Here is a link to Dr. Marshall’s article concerning “Take Me to Church” by Hozier: http://taylormarshall.com/2014/12/take-church-lyrics-meaning-christian-analysis-critique.html

To be a lover of the vintage, the classic, the archaic

01eff7382ad07aaaa14f2edc9664004e (1) It means to relish in reading of the past: History. It is definitely not surprising to you that I am a major fan of anything historical. My favorite books are from the Classic Lit. genre. The artists I look up to most are the masters, the stars of the Renaissance, and a lot of the music I listen to on spotify is historically themed. I wildly enjoy writing and reading historical fiction. Genealogy fascinates me (and lately I am excited by the investigations of my older sister who is interviewing my Grandma about our family history, my grandmother’s life through the past decades of the 20th century . . .)

History comes alive for me. Maybe that’s why I choose to write about it, because it is not merely accounts to read about for school history assignments. It goes far, far beyond that. History to me is a massive tapestry, woven beautifully, a story to read and memorize and understand and analyze. People to know, to remember. I prefer history to fantasy any day. But I the fantasy that I do love is time-travel stories. Those really make my heart race, because time travel is my wish upon a star. I frequently think about what I would do if I could pass through the “universe of time” and somehow push aside this thin veil to some year long, long ago.

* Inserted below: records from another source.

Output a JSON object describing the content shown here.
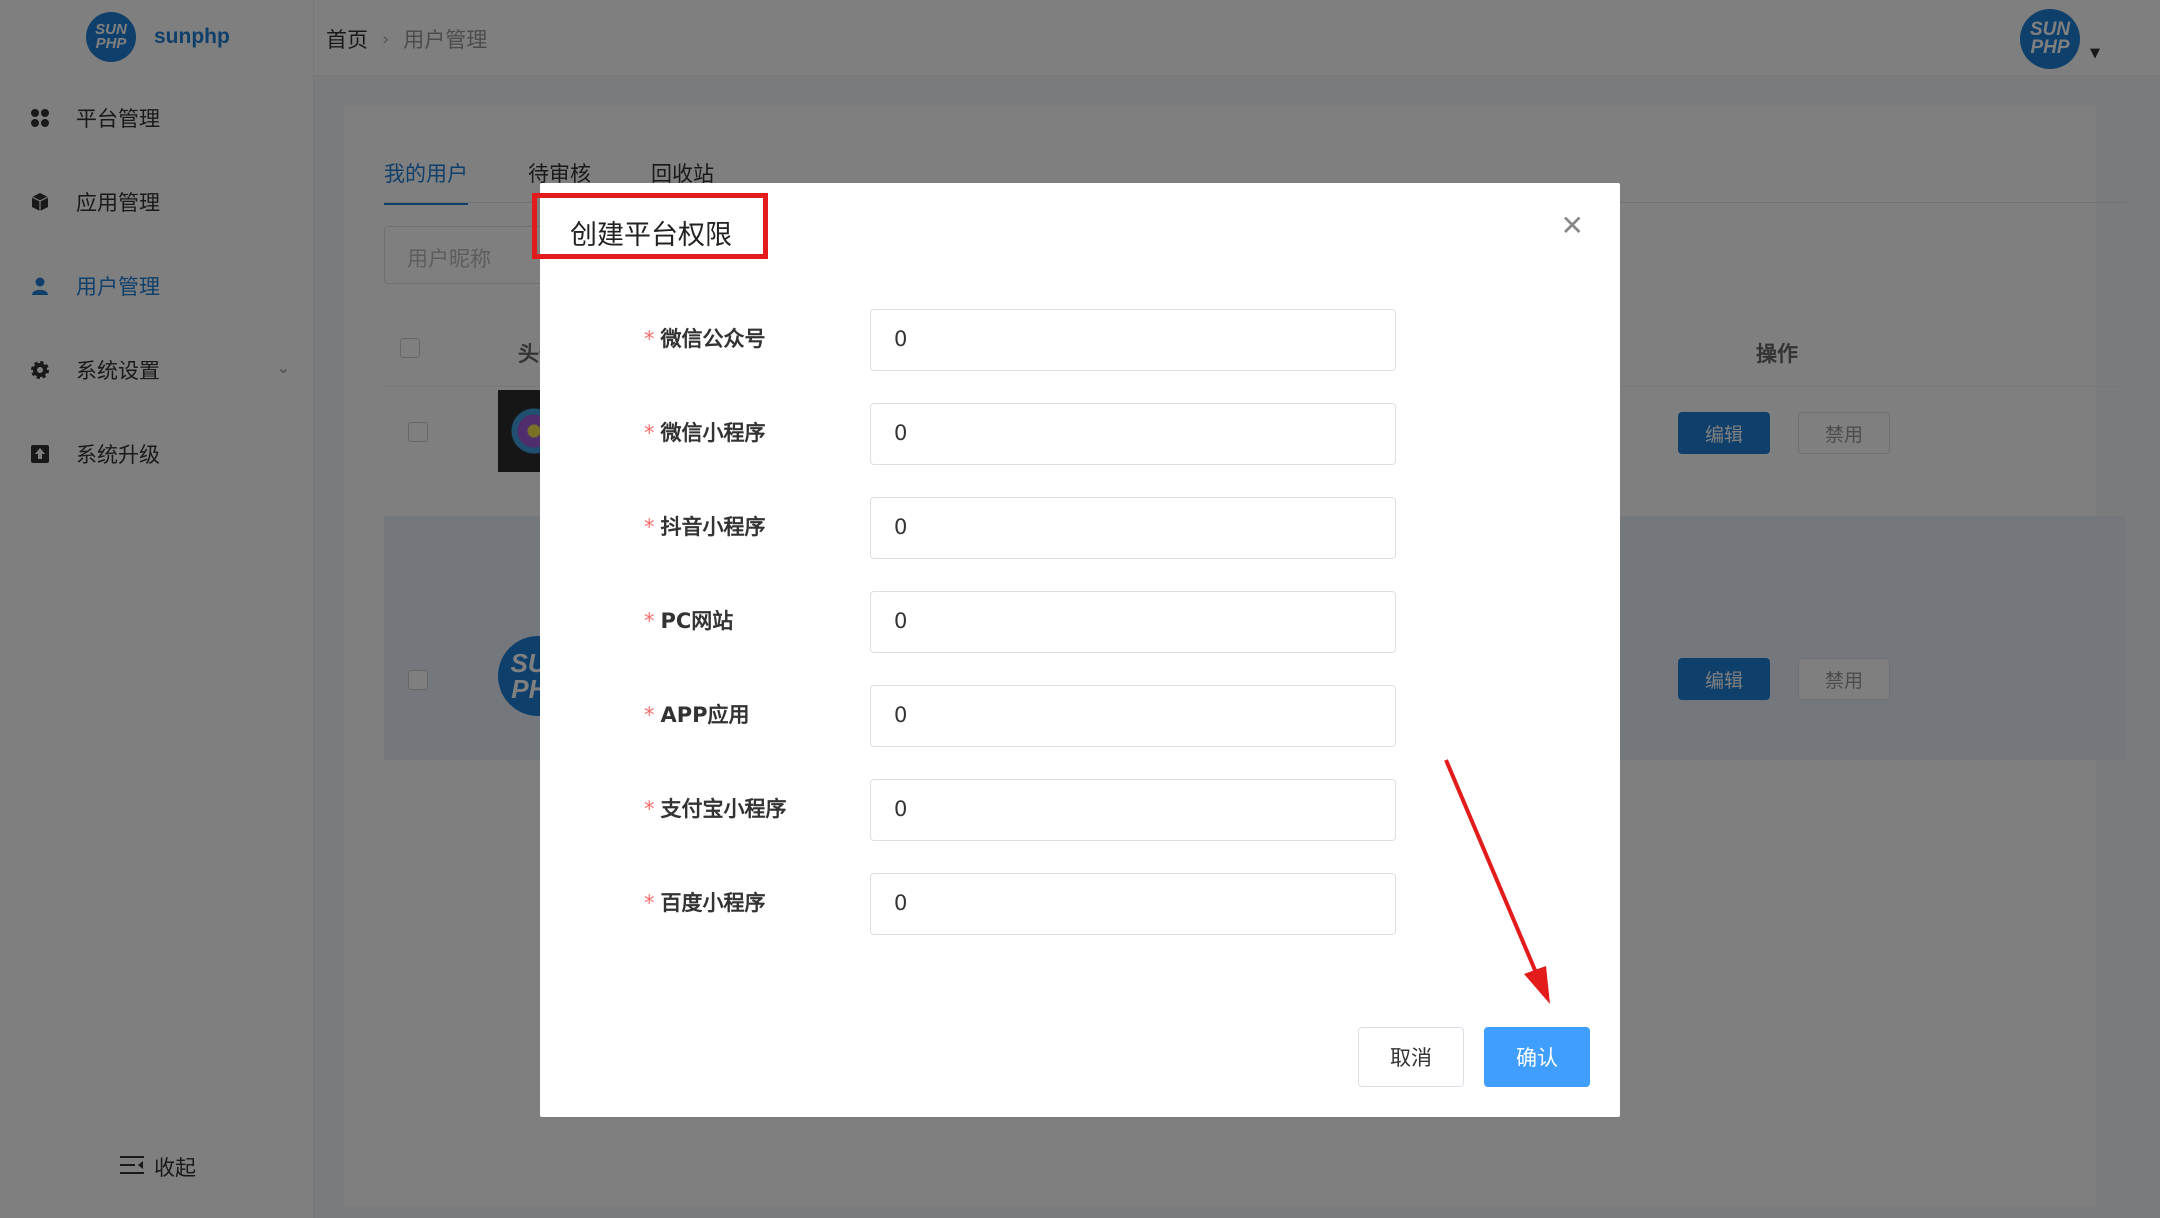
{
  "brand": {
    "name": "sunphp",
    "logo_line1": "SUN",
    "logo_line2": "PHP"
  },
  "colors": {
    "primary": "#1e7fd6",
    "dialog_primary": "#409eff",
    "highlight_box": "#e31b1b",
    "required": "#f56c6c"
  },
  "sidebar": {
    "items": [
      {
        "label": "平台管理",
        "icon": "grid-icon"
      },
      {
        "label": "应用管理",
        "icon": "cube-icon"
      },
      {
        "label": "用户管理",
        "icon": "user-icon",
        "active": true
      },
      {
        "label": "系统设置",
        "icon": "gear-icon"
      },
      {
        "label": "系统升级",
        "icon": "upload-icon"
      }
    ],
    "collapse_label": "收起"
  },
  "header": {
    "breadcrumb": [
      "首页",
      "用户管理"
    ]
  },
  "tabs": [
    "我的用户",
    "待审核",
    "回收站"
  ],
  "search": {
    "placeholder": "用户昵称"
  },
  "table": {
    "headers": {
      "avatar": "头像",
      "actions": "操作"
    },
    "rows": [
      {
        "avatar": "flower-photo",
        "edit": "编辑",
        "disable": "禁用"
      },
      {
        "avatar": "sunphp-logo",
        "edit": "编辑",
        "disable": "禁用"
      }
    ]
  },
  "dialog": {
    "title": "创建平台权限",
    "fields": [
      {
        "label": "微信公众号",
        "value": "0"
      },
      {
        "label": "微信小程序",
        "value": "0"
      },
      {
        "label": "抖音小程序",
        "value": "0"
      },
      {
        "label": "PC网站",
        "value": "0"
      },
      {
        "label": "APP应用",
        "value": "0"
      },
      {
        "label": "支付宝小程序",
        "value": "0"
      },
      {
        "label": "百度小程序",
        "value": "0"
      }
    ],
    "required_mark": "*",
    "cancel": "取消",
    "confirm": "确认"
  }
}
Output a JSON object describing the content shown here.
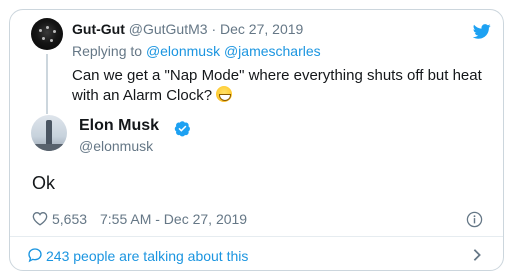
{
  "parent_tweet": {
    "display_name": "Gut-Gut",
    "handle": "@GutGutM3",
    "separator": "·",
    "date": "Dec 27, 2019",
    "replying_prefix": "Replying to",
    "mentions": [
      "@elonmusk",
      "@jamescharles"
    ],
    "text": "Can we get a \"Nap Mode\" where everything shuts off but heat with an Alarm Clock?",
    "emoji": "grinning-face-emoji"
  },
  "main_tweet": {
    "display_name": "Elon Musk",
    "verified": true,
    "handle": "@elonmusk",
    "text": "Ok",
    "like_count": "5,653",
    "timestamp": "7:55 AM - Dec 27, 2019"
  },
  "footer": {
    "talking_text": "243 people are talking about this"
  },
  "icons": {
    "brand": "twitter-bird-icon",
    "verified": "verified-badge-icon",
    "like": "heart-icon",
    "info": "info-icon",
    "conversation": "speech-bubble-icon",
    "more": "chevron-right-icon"
  },
  "colors": {
    "accent": "#1b95e0",
    "text": "#14171a",
    "muted": "#657786",
    "border": "#ccd6dd"
  }
}
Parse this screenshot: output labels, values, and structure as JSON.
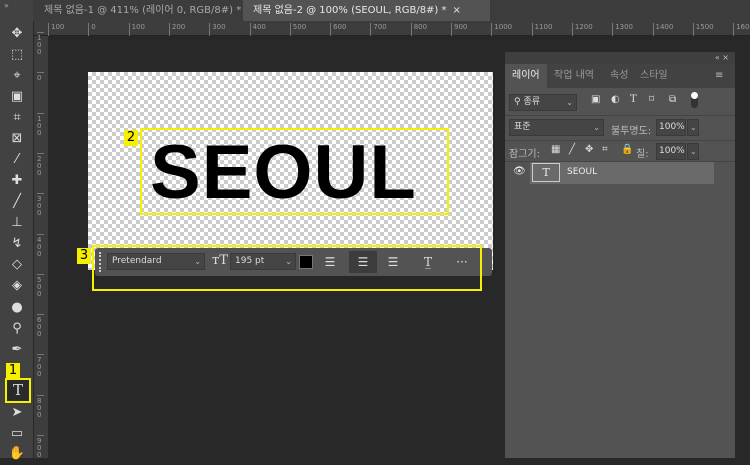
{
  "tabs": [
    {
      "label": "제목 없음-1 @ 411% (레이어 0, RGB/8#) *",
      "active": false
    },
    {
      "label": "제목 없음-2 @ 100% (SEOUL, RGB/8#) *",
      "active": true
    }
  ],
  "collapse_label": "»",
  "ruler_h": [
    "100",
    "0",
    "100",
    "200",
    "300",
    "400",
    "500",
    "600",
    "700",
    "800",
    "900",
    "1000",
    "1100",
    "1200",
    "1300",
    "1400",
    "1500",
    "1600"
  ],
  "ruler_v": [
    "100",
    "0",
    "100",
    "200",
    "300",
    "400",
    "500",
    "600",
    "700",
    "800",
    "900"
  ],
  "canvas_text": "SEOUL",
  "annotations": {
    "tool": "1",
    "text_box": "2",
    "options_bar": "3"
  },
  "options": {
    "font": "Pretendard",
    "size": "195 pt",
    "color": "#000000",
    "more": "···"
  },
  "panel": {
    "controls": "« ×",
    "tabs": [
      "레이어",
      "작업 내역",
      "속성",
      "스타일"
    ],
    "filter": "종류",
    "blend": "표준",
    "opacity_label": "불투명도:",
    "opacity": "100%",
    "lock_label": "잠그기:",
    "fill_label": "칠:",
    "fill": "100%",
    "layer": {
      "name": "SEOUL",
      "thumb": "T"
    }
  },
  "accent": "#f5ef00"
}
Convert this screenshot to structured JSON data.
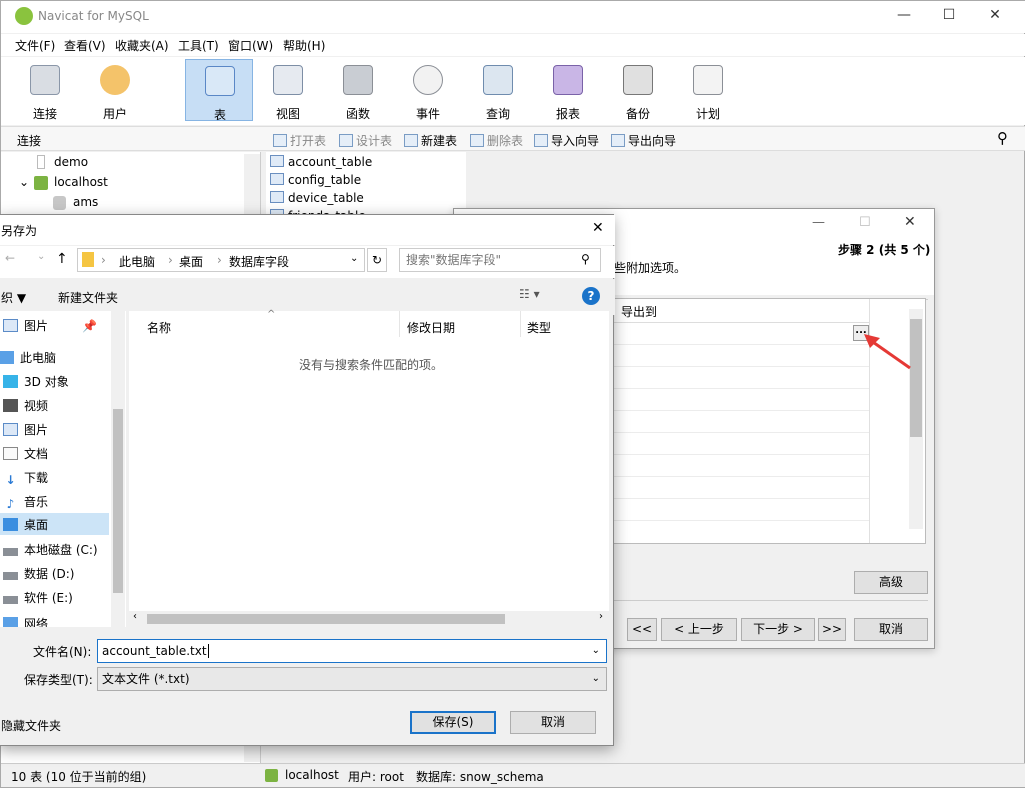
{
  "app": {
    "title": "Navicat for MySQL"
  },
  "menu": [
    "文件(F)",
    "查看(V)",
    "收藏夹(A)",
    "工具(T)",
    "窗口(W)",
    "帮助(H)"
  ],
  "toolbar": [
    {
      "label": "连接",
      "icon": "connection-icon"
    },
    {
      "label": "用户",
      "icon": "user-icon"
    },
    {
      "label": "表",
      "icon": "table-icon"
    },
    {
      "label": "视图",
      "icon": "view-icon"
    },
    {
      "label": "函数",
      "icon": "function-icon"
    },
    {
      "label": "事件",
      "icon": "event-icon"
    },
    {
      "label": "查询",
      "icon": "query-icon"
    },
    {
      "label": "报表",
      "icon": "report-icon"
    },
    {
      "label": "备份",
      "icon": "backup-icon"
    },
    {
      "label": "计划",
      "icon": "schedule-icon"
    }
  ],
  "subbar": {
    "pane_title": "连接",
    "actions": [
      "打开表",
      "设计表",
      "新建表",
      "删除表",
      "导入向导",
      "导出向导"
    ]
  },
  "tree": {
    "items": [
      "demo",
      "localhost",
      "ams"
    ]
  },
  "tables": [
    "account_table",
    "config_table",
    "device_table",
    "friends_table"
  ],
  "status": {
    "left": "10 表 (10 位于当前的组)",
    "connection": "localhost",
    "user": "用户: root",
    "db": "数据库: snow_schema"
  },
  "wizard": {
    "step": "步骤 2 (共 5 个)",
    "hint": "一些附加选项。",
    "col_header": "导出到",
    "advanced": "高级",
    "first": "<<",
    "prev": "< 上一步",
    "next": "下一步 >",
    "last": ">>",
    "cancel": "取消"
  },
  "save": {
    "title": "另存为",
    "path": [
      "此电脑",
      "桌面",
      "数据库字段"
    ],
    "search_placeholder": "搜索\"数据库字段\"",
    "organize": "织 ▼",
    "new_folder": "新建文件夹",
    "nav": [
      "图片",
      "此电脑",
      "3D 对象",
      "视频",
      "图片",
      "文档",
      "下载",
      "音乐",
      "桌面",
      "本地磁盘 (C:)",
      "数据 (D:)",
      "软件 (E:)",
      "网络"
    ],
    "columns": [
      "名称",
      "修改日期",
      "类型"
    ],
    "empty_msg": "没有与搜索条件匹配的项。",
    "filename_label": "文件名(N):",
    "filename": "account_table.txt",
    "filetype_label": "保存类型(T):",
    "filetype": "文本文件 (*.txt)",
    "hide_folders": "隐藏文件夹",
    "save_btn": "保存(S)",
    "cancel_btn": "取消"
  }
}
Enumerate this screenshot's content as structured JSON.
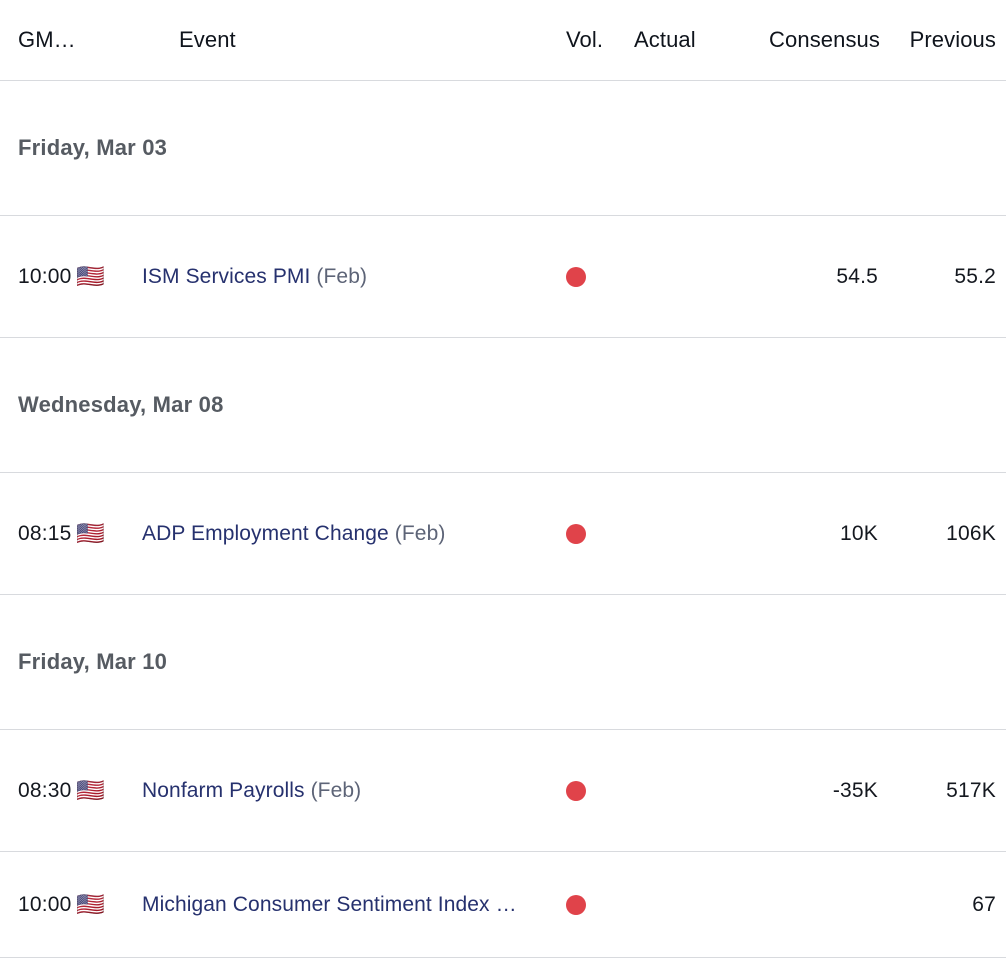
{
  "header": {
    "time_label": "GM…",
    "event_label": "Event",
    "vol_label": "Vol.",
    "actual_label": "Actual",
    "consensus_label": "Consensus",
    "previous_label": "Previous"
  },
  "colors": {
    "link": "#26316e",
    "volatility_high": "#e0434a",
    "border": "#d8dade",
    "date_text": "#565b62"
  },
  "groups": [
    {
      "date": "Friday, Mar 03",
      "events": [
        {
          "time": "10:00",
          "flag": "us-flag-icon",
          "flag_glyph": "🇺🇸",
          "name": "ISM Services PMI",
          "period": "(Feb)",
          "volatility": "high",
          "actual": "",
          "consensus": "54.5",
          "previous": "55.2"
        }
      ]
    },
    {
      "date": "Wednesday, Mar 08",
      "events": [
        {
          "time": "08:15",
          "flag": "us-flag-icon",
          "flag_glyph": "🇺🇸",
          "name": "ADP Employment Change",
          "period": "(Feb)",
          "volatility": "high",
          "actual": "",
          "consensus": "10K",
          "previous": "106K"
        }
      ]
    },
    {
      "date": "Friday, Mar 10",
      "events": [
        {
          "time": "08:30",
          "flag": "us-flag-icon",
          "flag_glyph": "🇺🇸",
          "name": "Nonfarm Payrolls",
          "period": "(Feb)",
          "volatility": "high",
          "actual": "",
          "consensus": "-35K",
          "previous": "517K"
        },
        {
          "time": "10:00",
          "flag": "us-flag-icon",
          "flag_glyph": "🇺🇸",
          "name": "Michigan Consumer Sentiment Index …",
          "period": "",
          "volatility": "high",
          "actual": "",
          "consensus": "",
          "previous": "67"
        }
      ]
    }
  ]
}
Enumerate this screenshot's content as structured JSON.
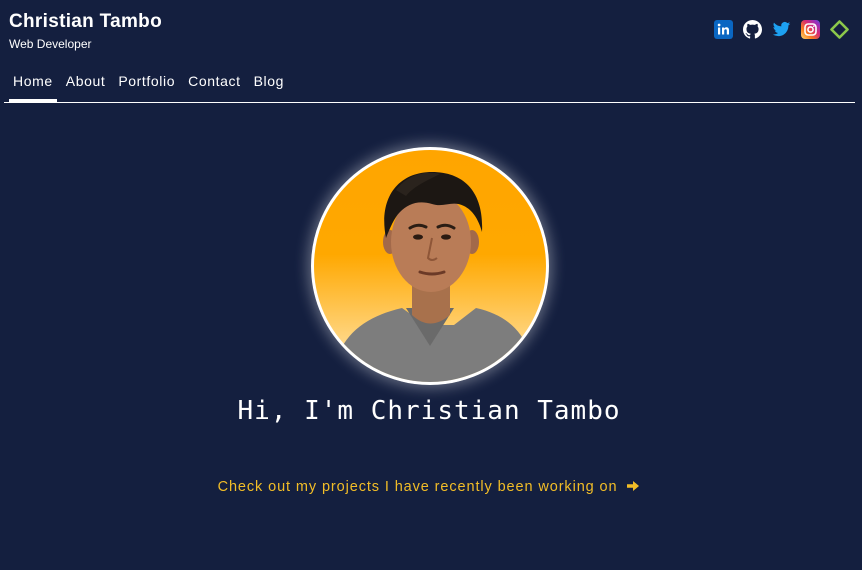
{
  "brand": {
    "name": "Christian Tambo",
    "subtitle": "Web Developer"
  },
  "socials": [
    {
      "icon": "linkedin-icon",
      "color": "#0a66c2"
    },
    {
      "icon": "github-icon",
      "color": "#ffffff"
    },
    {
      "icon": "twitter-icon",
      "color": "#1da1f2"
    },
    {
      "icon": "instagram-icon",
      "color": "#d62976"
    },
    {
      "icon": "codepen-icon",
      "color": "#8cc84b"
    }
  ],
  "nav": {
    "items": [
      {
        "label": "Home",
        "active": true
      },
      {
        "label": "About",
        "active": false
      },
      {
        "label": "Portfolio",
        "active": false
      },
      {
        "label": "Contact",
        "active": false
      },
      {
        "label": "Blog",
        "active": false
      }
    ]
  },
  "hero": {
    "title": "Hi, I'm Christian Tambo",
    "cta": "Check out my projects I have recently been working on",
    "cta_icon": "arrow-right-icon"
  },
  "colors": {
    "background": "#141f3f",
    "accent": "#f2bd27",
    "avatar_bg": "#ffa500"
  }
}
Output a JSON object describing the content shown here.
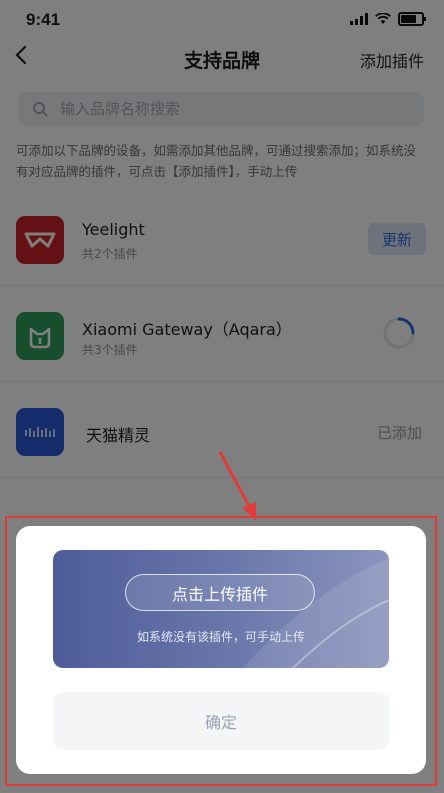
{
  "status_bar": {
    "time": "9:41",
    "battery_level": 0.85
  },
  "nav": {
    "back_icon": "chevron-left-icon",
    "title": "支持品牌",
    "action_label": "添加插件"
  },
  "search": {
    "placeholder": "输入品牌名称搜索"
  },
  "description": "可添加以下品牌的设备，如需添加其他品牌，可通过搜索添加；如系统没有对应品牌的插件，可点击【添加插件】，手动上传",
  "brands": [
    {
      "name": "Yeelight",
      "subtitle": "共2个插件",
      "action_label": "更新",
      "logo_color": "#c8232c"
    },
    {
      "name": "Xiaomi Gateway（Aqara）",
      "subtitle": "共3个插件",
      "state": "loading",
      "logo_color": "#2f9c5c"
    },
    {
      "name": "天猫精灵",
      "action_label": "已添加",
      "logo_color": "#2958d8"
    }
  ],
  "dialog": {
    "upload_label": "点击上传插件",
    "hint": "如系统没有该插件，可手动上传",
    "confirm_label": "确定"
  },
  "colors": {
    "accent": "#2c6ce0",
    "annotation": "#e13a3a",
    "banner": "#5f6ba3"
  }
}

If you feel this same passion about history that I do, I hope you’re saying an amen by now. I mean, who wouldn’t want a time machine. Sure, time travel stories always come with the age-old caveat about “you can’t change the past” . . . but the idealist in me yearns to step back across the centuries and meet and walk through the history that I can only now read about. Change wouldn’t be my objective, but Experience would. A glimpse at another world, so to speak. That would matter. A chance to meet the people I admire and respect. To look one of the Founding Fathers in the eye and thank the soldiers of the D-Day mission . . . to even see Robert E. Lee or Lewis and Clark from across the room. I don’t know. That would be magical and enchanting to me. I know they are people like you and me. But deep down they have earned a place in the annals of the past. Because they lived–they accomplished things with the time they had. It should be a message to all of us, to live our lives to the fullest, to appreciate every moment and person in our lives, every opportunity we have to make a difference for our family, our country (America!), for our Faith. Deep down, there is a purpose, a flying standard by which to live. Even if we want to turn away from it, there is a grander meaning to it all. There is His Story, that has gone down across the thousands of years, since Eden.

That’s the Divine beauty of it all, I guess. I am rambling now, but I just had to make this statement about History. Because History teaches, it inspires, it reminds us of what it means to fight for what is right and good and just. Sure, history is rife with error and darkness. But Light will always prevail. And that is the best thing that History can possibly teach us.

God bless,

Rebecca